My policy is to not engage in discussion with riders on this topic – I once had a ride along argument with someone who thought he could tell me to get out of the way. When I found a suitable spot he overtook, shouted a sarcastic “thanks” and then crashed on the next corner.
There’s a story of a faster rider who was concerned about his ranking shouting “do you know where I am?” and the slower rider replying “yes. Behind me”.
At a previous Bikefest I was caught in a three man squash when someone else overtook me as I was overtaking. My front wheel touched the back of the pedal of the rider in front and ripped their shoe buckle off. They were not happy. That’s racing for you.
As time went on my average speed dropped slightly. It was close to 15km/h when I was overtaken by Anthony from Bristol Trails group. He said I was doing quite well – about 10th place in the old gits category. This kept my spirits up.
I’d been doing the inevitable mental arithmetic about how many laps I would do in the time available. Laps were taking below 45 minutes and I’d be starting my last lap at about 4pm so I was easily going to complete 11 laps . My average speed dropped down below 14km/h but that was fine – my original target had been 8mph / 13kmh.
I counted down my last three laps and kept myself entertained with the wooden bridge jump and the Pedal Progression ramp at the start area. I finished my 11th lap with 20 minutes to spare.
The results put me in 11th place out of 23 riders (47% of the way down). Each lap was 9.4km (5.8 miles) so I’d covered 103km (64 miles) in 7 hours and 39 minutes, giving an average of 13.5km/h (8.3mph). The average lap time was just under 42 minutes.
I never caught Jerome. He was 12th out of 37 in the male open category. I would have been 17th in that category (45% of the way down).
Tom: 11 laps, 7:39, 103km (64 miles), 13.5 km/h (8.3mph), 42 minute laps
Jerome: 12 laps, 7:51, 112km (70 miles), 14.3 km/h (8.9mph), 39 minute laps
Garmin connect map and results: 1st lap (part a, part b) + 10 laps.
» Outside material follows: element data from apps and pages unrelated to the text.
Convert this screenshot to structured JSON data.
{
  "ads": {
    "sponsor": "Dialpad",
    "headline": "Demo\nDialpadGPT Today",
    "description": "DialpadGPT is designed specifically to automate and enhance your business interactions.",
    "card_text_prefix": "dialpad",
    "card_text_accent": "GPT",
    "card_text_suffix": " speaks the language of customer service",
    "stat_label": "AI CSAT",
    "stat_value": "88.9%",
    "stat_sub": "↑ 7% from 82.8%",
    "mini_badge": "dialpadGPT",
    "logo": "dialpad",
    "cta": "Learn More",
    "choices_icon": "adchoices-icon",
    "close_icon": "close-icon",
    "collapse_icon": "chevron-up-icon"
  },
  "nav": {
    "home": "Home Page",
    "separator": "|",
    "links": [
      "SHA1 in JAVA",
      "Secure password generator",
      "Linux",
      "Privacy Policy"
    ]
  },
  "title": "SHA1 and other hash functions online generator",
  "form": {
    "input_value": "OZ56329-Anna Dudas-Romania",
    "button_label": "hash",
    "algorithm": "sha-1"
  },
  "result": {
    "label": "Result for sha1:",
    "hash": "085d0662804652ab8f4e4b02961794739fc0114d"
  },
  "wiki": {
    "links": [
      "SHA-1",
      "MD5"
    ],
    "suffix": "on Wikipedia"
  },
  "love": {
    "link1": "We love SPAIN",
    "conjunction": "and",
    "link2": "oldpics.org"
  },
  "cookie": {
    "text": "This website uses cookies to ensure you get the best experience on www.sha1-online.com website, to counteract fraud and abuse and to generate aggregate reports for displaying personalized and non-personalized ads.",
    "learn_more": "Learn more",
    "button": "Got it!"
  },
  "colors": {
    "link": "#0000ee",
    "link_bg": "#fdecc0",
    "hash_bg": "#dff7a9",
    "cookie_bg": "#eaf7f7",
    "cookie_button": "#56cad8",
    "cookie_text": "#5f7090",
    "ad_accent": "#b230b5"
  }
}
I spent 35.5 minutes resting over the 11 laps. That’s 3.5 minutes per lap and almost 8% of the total. My moving speed was 8% higher than 13.5 aka 14.5km/h (9mph).
My lap time performance is shown in the graph below.
A full squiggle analysis of the 8 hour event is shown below. This plots the rank (position) for each team in a category versus their average lap time. A steep graph means that a small improvement in time would make a large difference in ranking whereas a flat zone is the opposite.
The curves show that the male teams and male pairs are the most competitive categories. The male teams are the most competitive overall, from 3rd to 13th the pairs and teams are equivalent and then the pairs drop off relative to teams. Old gits teams start similarly to male pairs and then drop off from 3rd place. Solo male and mixed teams are next but rapidly fall off. Mixed pairs match old gits teams but beyond 5th place rapidly fall off. They are followed by singlespeeders, old gits, female teams, fat bikes, and solo females and female pairs, all of which fall off quite quickly.
The vertical dashed line is my average lap time. In my own category then I’d have to knock 6 minutes off my average time before I could make serious headway up the rankings. Below 35 minutes then there would a gain of 5 places per minute. It’s heartening to see that I wouldn’t have been last in any category.
My lap times at Bristol Bikefest 2013 were just under 32 minutes. Our team were 16th/62 which fits well with the squiggle graph below. If I could have sustained that pace for 11 laps of a solo race then I would have been on the podium!
I intend to do more 8 hour solo races in 2013 and maybe a twelve solo at Twentyfour12.
Mountain biking, yoga, music. Probably in that order.